Kampala- Uganda (PANA) -- As the global fight against killer diseases of AIDS, ma laria and tuberculosis intensifies, government leaders from around the world are expected to renew their commitment to development and health at the Millenni um Development Goals (MDGs) summit to be held on 5 October 2010, chief executives of UN agencies spearheading the fight said here Monday.
''We need to bring to the summit the concept of shared responsibility because no country can deal with emerging global issues, especially those concerning peopl e 's health, alone,'' UNAIDS Executive Director Michel Sidibe told journalists, warni ng that reduction in HIV investments would hurt the worldwide response to bring new infections under control.
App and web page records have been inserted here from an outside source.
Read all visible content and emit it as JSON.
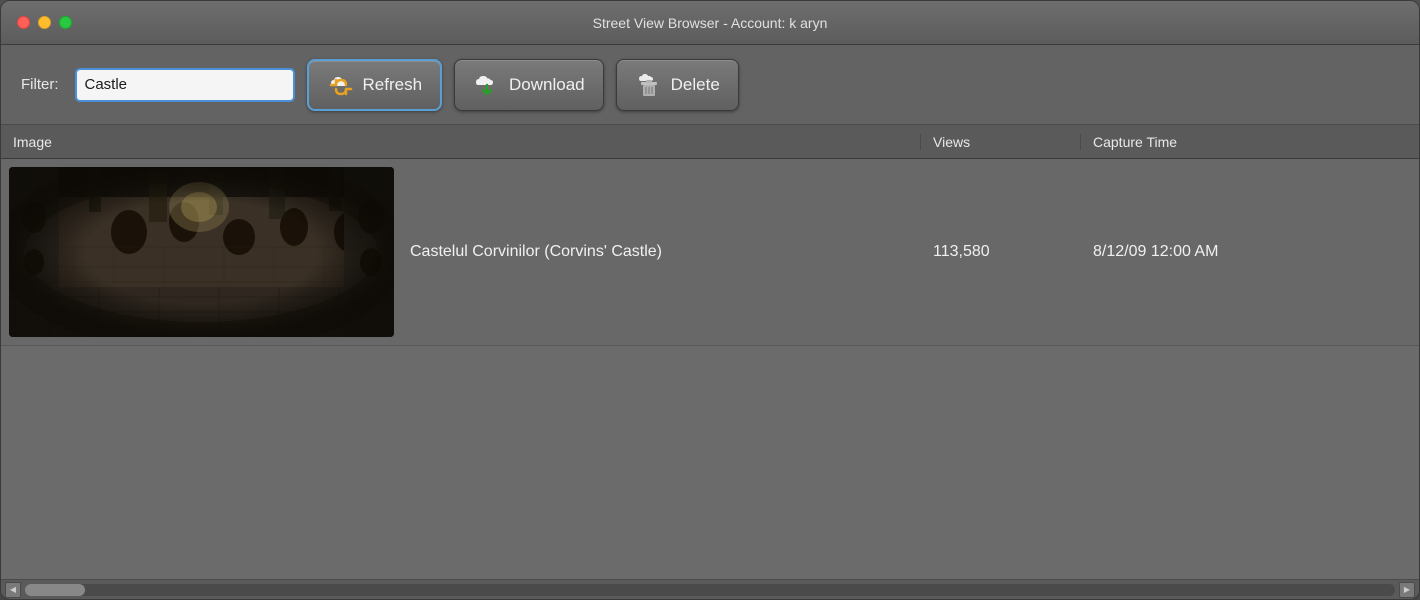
{
  "window": {
    "title": "Street View Browser - Account: k aryn"
  },
  "toolbar": {
    "filter_label": "Filter:",
    "filter_value": "Castle",
    "refresh_label": "Refresh",
    "download_label": "Download",
    "delete_label": "Delete"
  },
  "table": {
    "headers": [
      "Image",
      "Views",
      "Capture Time"
    ],
    "rows": [
      {
        "title": "Castelul Corvinilor (Corvins' Castle)",
        "views": "113,580",
        "capture_time": "8/12/09 12:00 AM"
      }
    ]
  },
  "scrollbar": {
    "left_arrow": "◀",
    "right_arrow": "▶"
  }
}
Meanwhile, Michel Kazakstine, Executive Director of Global Fund for HIV/AIDS, TB and Malaria, said he had been impressed to see African heads of state and government discussing issues of health at the ongoing 15th session of the Assemb ly of the African Union, whereas there are other pressing issue facing the conti n ent.
''From this summit, we expect support on efforts to eliminate mother-to-child HI V transmission,'' said Kazakstine, noting that maternal and child health had gai n ed tremendous momentum in Africa this year.
On the combined fight against the three diseases to which the Global Fund provid es resources, he said: ''We are working not to de-link anything.
You cannot de-l i nk antenatal services with counselling and testing.
Women and children are central in promoting health care.
'' According to Sidibe, political leadership in fighting these diseases is of param ount importance in every country though, for the first time, his agency was expe r iencing a reduction of funding due to the global economic and financial crisis.
He said the gap in global funding with regard to HIV is huge -- about US$26 bill ion -- and, of this amount, only US$16 billion has been mobilised this year.
''To make sure that all programmes on prevention, counselling and treatment are fully funded we need, at least, US$10 billion more.
We are moving from a period o f abundance to a period of austerity.
We hope that we'll be back to a normal situa tion after the economy of most of the donor countries recovers,'' Sidibe added.
Resources at the disposal of UNAIDS are also used to strengthen governance in he alth, to raise laboratory capacity, to increase the health care workforce and t o scale up innovations such as shifting and use of non-physician clinicians.
If international funding is reduced or is not matched with by recipient country contributions, a UNAIDS official here told PANA that it was very likely that AID S funding in over 100 countries would be in jeopardy.
''Without sustained investments, treatment and prevention gains will be reversed and the toll on AIDS-related deaths and new infections will rise,'' the officia l added.